→ **TASK DETAILS**: Pull each line containing "GARAN" from the data.

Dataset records
⟨

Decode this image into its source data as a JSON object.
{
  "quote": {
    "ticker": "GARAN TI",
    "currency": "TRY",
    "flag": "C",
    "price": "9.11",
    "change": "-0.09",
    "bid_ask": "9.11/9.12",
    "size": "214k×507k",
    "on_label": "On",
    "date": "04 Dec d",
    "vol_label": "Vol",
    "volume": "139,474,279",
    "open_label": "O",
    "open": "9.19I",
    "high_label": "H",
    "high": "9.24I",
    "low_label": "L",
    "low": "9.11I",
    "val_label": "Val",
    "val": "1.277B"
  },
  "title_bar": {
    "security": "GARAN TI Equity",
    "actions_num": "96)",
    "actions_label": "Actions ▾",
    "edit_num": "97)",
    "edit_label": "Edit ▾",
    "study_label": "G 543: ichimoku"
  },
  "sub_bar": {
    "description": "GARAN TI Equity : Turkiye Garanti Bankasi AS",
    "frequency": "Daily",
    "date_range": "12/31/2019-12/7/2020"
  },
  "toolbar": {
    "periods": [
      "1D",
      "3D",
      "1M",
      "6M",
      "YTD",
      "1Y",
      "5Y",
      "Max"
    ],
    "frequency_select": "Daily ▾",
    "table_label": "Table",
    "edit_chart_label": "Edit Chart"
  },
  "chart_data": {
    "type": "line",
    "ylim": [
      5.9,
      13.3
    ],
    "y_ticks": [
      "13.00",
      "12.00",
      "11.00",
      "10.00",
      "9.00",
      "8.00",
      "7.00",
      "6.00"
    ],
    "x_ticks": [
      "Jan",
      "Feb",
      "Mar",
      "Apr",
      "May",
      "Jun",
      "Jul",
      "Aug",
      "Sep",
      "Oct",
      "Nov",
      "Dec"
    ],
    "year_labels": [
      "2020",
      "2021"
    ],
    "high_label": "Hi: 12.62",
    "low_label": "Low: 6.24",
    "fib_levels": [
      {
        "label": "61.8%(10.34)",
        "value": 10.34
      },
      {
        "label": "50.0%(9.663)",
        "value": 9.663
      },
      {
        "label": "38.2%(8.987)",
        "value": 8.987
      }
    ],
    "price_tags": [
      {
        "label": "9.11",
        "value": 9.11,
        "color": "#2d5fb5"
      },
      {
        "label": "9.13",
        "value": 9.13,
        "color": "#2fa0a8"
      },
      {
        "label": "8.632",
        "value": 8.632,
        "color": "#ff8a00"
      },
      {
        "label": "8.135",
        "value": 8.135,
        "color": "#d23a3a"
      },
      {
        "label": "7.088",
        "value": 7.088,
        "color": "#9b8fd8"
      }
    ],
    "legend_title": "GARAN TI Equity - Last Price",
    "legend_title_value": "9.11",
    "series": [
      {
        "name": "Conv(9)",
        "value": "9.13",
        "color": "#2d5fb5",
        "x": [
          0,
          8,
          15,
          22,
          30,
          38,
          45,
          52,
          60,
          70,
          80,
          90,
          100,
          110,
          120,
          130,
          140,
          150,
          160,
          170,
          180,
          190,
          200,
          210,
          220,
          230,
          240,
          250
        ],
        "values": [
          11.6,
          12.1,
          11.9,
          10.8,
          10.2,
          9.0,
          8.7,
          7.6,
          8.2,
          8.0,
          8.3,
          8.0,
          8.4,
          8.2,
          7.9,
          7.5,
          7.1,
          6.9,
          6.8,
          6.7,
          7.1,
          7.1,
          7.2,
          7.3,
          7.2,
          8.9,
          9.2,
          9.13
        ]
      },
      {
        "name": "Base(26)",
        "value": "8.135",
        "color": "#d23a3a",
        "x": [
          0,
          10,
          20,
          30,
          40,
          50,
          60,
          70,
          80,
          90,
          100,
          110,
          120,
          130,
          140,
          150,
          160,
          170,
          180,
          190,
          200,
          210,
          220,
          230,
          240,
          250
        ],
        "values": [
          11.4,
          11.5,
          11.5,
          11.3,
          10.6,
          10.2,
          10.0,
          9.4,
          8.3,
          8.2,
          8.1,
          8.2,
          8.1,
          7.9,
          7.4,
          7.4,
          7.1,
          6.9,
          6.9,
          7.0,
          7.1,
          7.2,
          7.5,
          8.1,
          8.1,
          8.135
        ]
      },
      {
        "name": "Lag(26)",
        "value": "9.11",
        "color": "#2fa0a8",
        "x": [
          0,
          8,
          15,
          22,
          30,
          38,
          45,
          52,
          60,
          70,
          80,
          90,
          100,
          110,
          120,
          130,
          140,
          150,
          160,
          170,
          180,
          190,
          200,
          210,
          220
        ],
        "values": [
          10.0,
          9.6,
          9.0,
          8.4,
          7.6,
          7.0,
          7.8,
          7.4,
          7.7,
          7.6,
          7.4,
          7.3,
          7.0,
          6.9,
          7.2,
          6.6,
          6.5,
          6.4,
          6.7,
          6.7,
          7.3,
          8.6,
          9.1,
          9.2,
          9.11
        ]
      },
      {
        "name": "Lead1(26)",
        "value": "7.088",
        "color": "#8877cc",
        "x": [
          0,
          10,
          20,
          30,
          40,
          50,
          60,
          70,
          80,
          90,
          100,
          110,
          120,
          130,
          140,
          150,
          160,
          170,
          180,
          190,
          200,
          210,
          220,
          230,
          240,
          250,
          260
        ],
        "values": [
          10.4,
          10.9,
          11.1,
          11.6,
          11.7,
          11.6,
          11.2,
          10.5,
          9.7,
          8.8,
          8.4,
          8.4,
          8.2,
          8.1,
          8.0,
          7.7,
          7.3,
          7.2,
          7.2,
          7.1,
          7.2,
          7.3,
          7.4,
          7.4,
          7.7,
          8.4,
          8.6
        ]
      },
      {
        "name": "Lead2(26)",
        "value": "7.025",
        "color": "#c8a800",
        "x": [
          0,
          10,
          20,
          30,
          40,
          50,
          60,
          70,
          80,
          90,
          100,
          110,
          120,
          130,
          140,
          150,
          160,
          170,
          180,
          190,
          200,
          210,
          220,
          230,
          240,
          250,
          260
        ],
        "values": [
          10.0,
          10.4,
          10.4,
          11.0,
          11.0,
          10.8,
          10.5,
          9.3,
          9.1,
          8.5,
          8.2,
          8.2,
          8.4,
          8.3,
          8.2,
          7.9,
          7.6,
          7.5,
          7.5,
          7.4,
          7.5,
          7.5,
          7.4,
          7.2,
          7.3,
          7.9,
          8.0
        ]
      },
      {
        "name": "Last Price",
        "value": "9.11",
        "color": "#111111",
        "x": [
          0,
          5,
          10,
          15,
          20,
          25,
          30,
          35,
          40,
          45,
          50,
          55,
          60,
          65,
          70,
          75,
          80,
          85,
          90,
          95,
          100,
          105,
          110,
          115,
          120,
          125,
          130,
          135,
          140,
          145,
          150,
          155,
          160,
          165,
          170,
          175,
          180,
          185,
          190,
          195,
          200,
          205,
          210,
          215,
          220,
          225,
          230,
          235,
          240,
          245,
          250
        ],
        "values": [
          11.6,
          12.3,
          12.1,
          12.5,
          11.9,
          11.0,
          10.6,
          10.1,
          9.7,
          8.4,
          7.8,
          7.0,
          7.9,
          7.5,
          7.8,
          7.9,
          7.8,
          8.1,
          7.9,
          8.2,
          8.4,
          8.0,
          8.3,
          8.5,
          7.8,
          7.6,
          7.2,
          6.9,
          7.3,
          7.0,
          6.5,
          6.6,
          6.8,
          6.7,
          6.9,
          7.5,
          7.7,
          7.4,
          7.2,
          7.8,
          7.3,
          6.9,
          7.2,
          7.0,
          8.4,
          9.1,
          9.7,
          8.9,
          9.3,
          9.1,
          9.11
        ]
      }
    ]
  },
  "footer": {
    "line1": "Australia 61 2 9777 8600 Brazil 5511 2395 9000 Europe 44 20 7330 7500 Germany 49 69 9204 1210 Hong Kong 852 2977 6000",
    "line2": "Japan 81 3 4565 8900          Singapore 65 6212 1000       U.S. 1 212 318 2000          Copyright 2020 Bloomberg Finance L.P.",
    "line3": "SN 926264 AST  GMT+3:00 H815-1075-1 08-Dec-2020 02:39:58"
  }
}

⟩

→ **REPLY**:
    "ticker": "GARAN TI",
    "security": "GARAN TI Equity",
    "description": "GARAN TI Equity : Turkiye Garanti Bankasi AS",
    "legend_title": "GARAN TI Equity - Last Price",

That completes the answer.